Mai Tokiha and her brother Takumi are on their way to attend the prestigious Fuka Academy when their ferry is suddenly caught in the middle of a battle between two girls with apparently supernatural powers. This is only the beginning of Mai's troubles as she eventually discovers that she too has special powers -- the powers of a HiME.

The plot is relatively straightforward and focused, while at the same time it maintains a certain level of mystery. I'm not saying that the mysteries are especially gripping, but they did keep me curious enough to maintain my interest.
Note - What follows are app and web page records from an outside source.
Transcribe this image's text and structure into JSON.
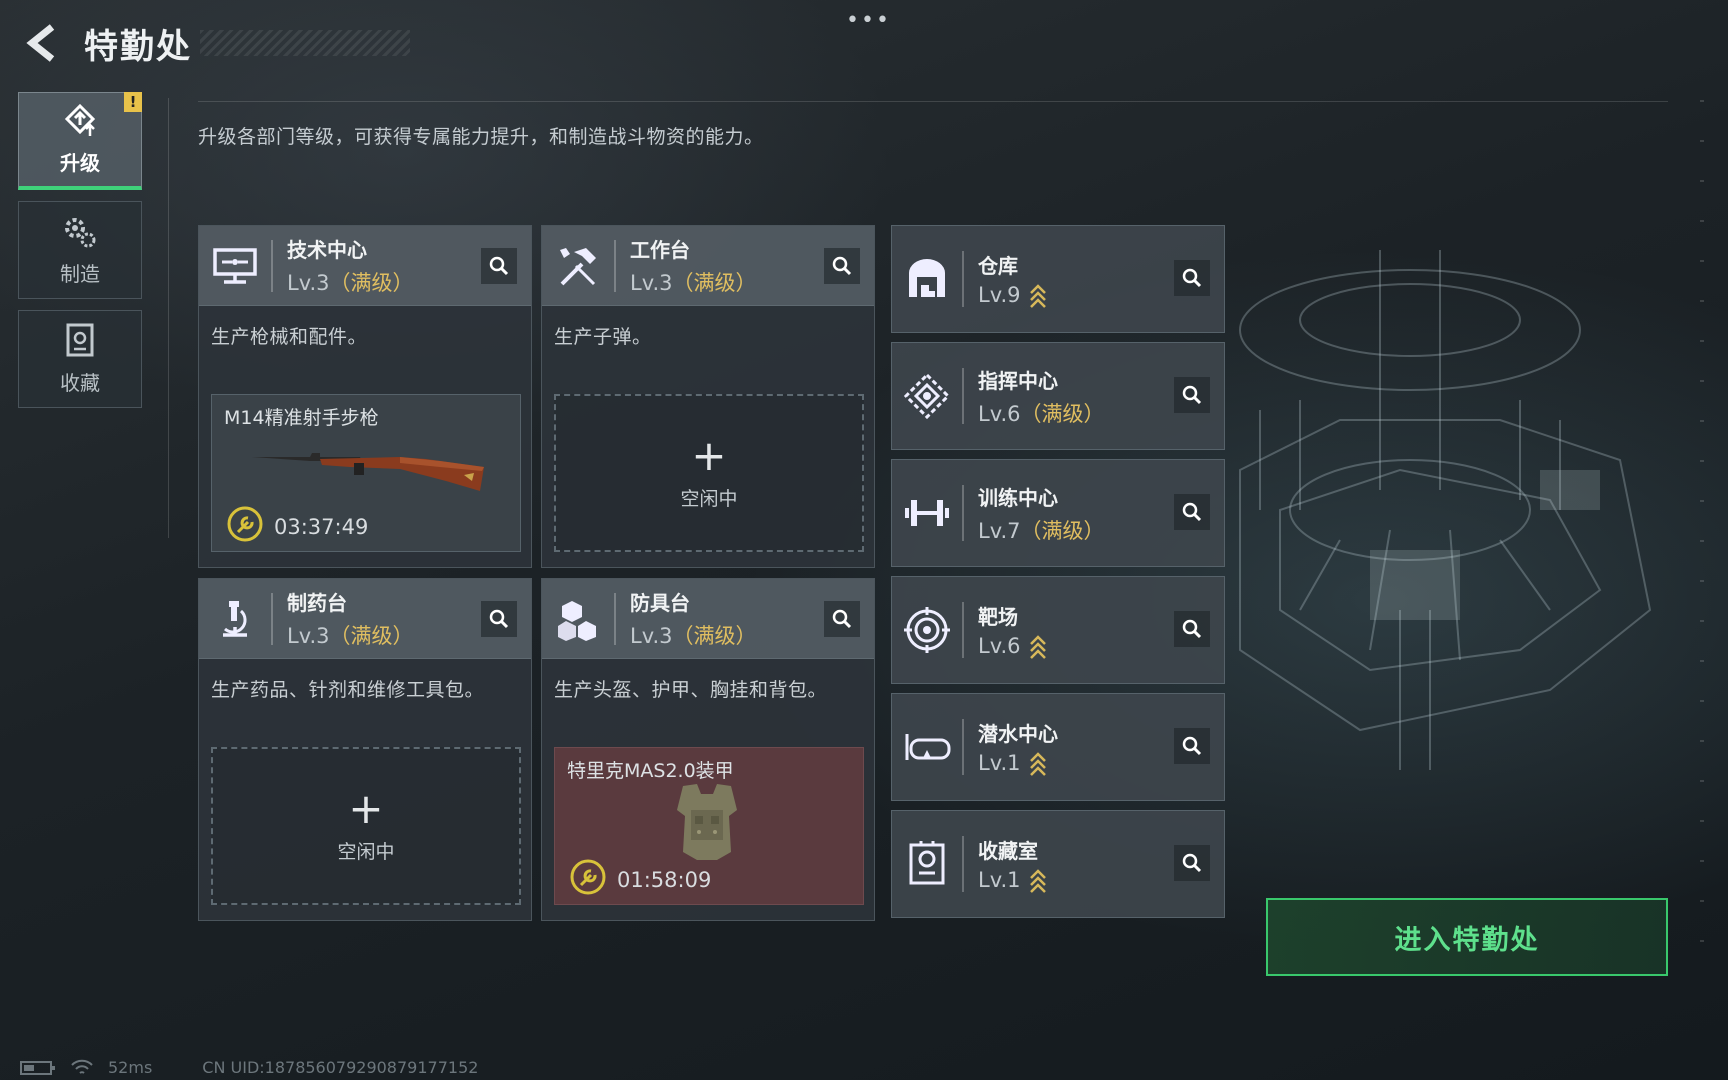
{
  "header": {
    "title": "特勤处",
    "menu_dots": "•••"
  },
  "nav": {
    "tabs": [
      {
        "label": "升级",
        "active": true,
        "badge": "!"
      },
      {
        "label": "制造"
      },
      {
        "label": "收藏"
      }
    ]
  },
  "description": "升级各部门等级，可获得专属能力提升，和制造战斗物资的能力。",
  "cards": {
    "tech_center": {
      "name": "技术中心",
      "level": "Lv.3",
      "full": "（满级）",
      "desc": "生产枪械和配件。",
      "slot": {
        "item": "M14精准射手步枪",
        "timer": "03:37:49"
      }
    },
    "workbench": {
      "name": "工作台",
      "level": "Lv.3",
      "full": "（满级）",
      "desc": "生产子弹。",
      "slot": {
        "plus": "+",
        "idle": "空闲中"
      }
    },
    "pharmacy": {
      "name": "制药台",
      "level": "Lv.3",
      "full": "（满级）",
      "desc": "生产药品、针剂和维修工具包。",
      "slot": {
        "plus": "+",
        "idle": "空闲中"
      }
    },
    "armory": {
      "name": "防具台",
      "level": "Lv.3",
      "full": "（满级）",
      "desc": "生产头盔、护甲、胸挂和背包。",
      "slot": {
        "item": "特里克MAS2.0装甲",
        "timer": "01:58:09"
      }
    }
  },
  "side_cards": [
    {
      "name": "仓库",
      "level": "Lv.9",
      "full": "",
      "upgradable": true
    },
    {
      "name": "指挥中心",
      "level": "Lv.6",
      "full": "（满级）",
      "upgradable": false
    },
    {
      "name": "训练中心",
      "level": "Lv.7",
      "full": "（满级）",
      "upgradable": false
    },
    {
      "name": "靶场",
      "level": "Lv.6",
      "full": "",
      "upgradable": true
    },
    {
      "name": "潜水中心",
      "level": "Lv.1",
      "full": "",
      "upgradable": true
    },
    {
      "name": "收藏室",
      "level": "Lv.1",
      "full": "",
      "upgradable": true
    }
  ],
  "enter_button": "进入特勤处",
  "footer": {
    "ping": "52ms",
    "uid": "CN UID:1878560792908791771​52"
  },
  "colors": {
    "accent_green": "#3fd27a",
    "full_level": "#e0be60",
    "armor_slot": "#5a3a3e"
  }
}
There is a lot of action in this show, but there is also a lot of focus on developing the characters' relationships. The HiMEs' powers comes from feelings they have for the "person most precious to them" so if a HiME looses a battle, that person disappears. As cheesy as that may sound, the show makes it work by keeping the melodrama relatively low key. There are also plenty of love triangles and awkward teenage romance. But it avoids getting too angst-ridden because most of the time the focus is on the characters trying to maintain their friendships instead of building conflict.

The characters -- as with most everything else -- were pretty standard with one exception: Makoto. In fact, a good portion of my enjoyment of the show is due to her character. Part of that is because she has such a cool way of fighting. Basically she spins her giant sword along the ground with sparks flying until she builds up enough inertia to swing it at her enemy... Just trust me, it looks cool. Her personality also made her fun to watch too. Most of the time she acted just like a cat, lazy and affectionate, but once you get her going she's one of the strongest HiME in the show, especially when her "dark" side comes out.

The animation and art are colorful and vibrant and are consistently above-average quality. The music works well with most scenes and does a good job of bringing out the drama in the action scenes, although much of it is recycled throughout the show.

Unfortunately the ending is disappointing. It seems rushed and doesn't explain many key points satisfactorily -- like (spoiler) why Makoto's column showed up when she isn't actually dead, and what kind of power did the star would give to the Prince (end spoiler). It was a decent climax in terms of the action, but since a lot of the elements were unexplained, the drama fell flat. Maybe more will be explained in the sequel -- My Otome -- which is due out in July. (Although now that I actually read the plot summary, it doesn't seem like it will. Ah well.)

Overall though, I really did enjoy this show. It may be low on originality, but the story entertaining enough and the visuals are vibrant enough to make this worth picking up.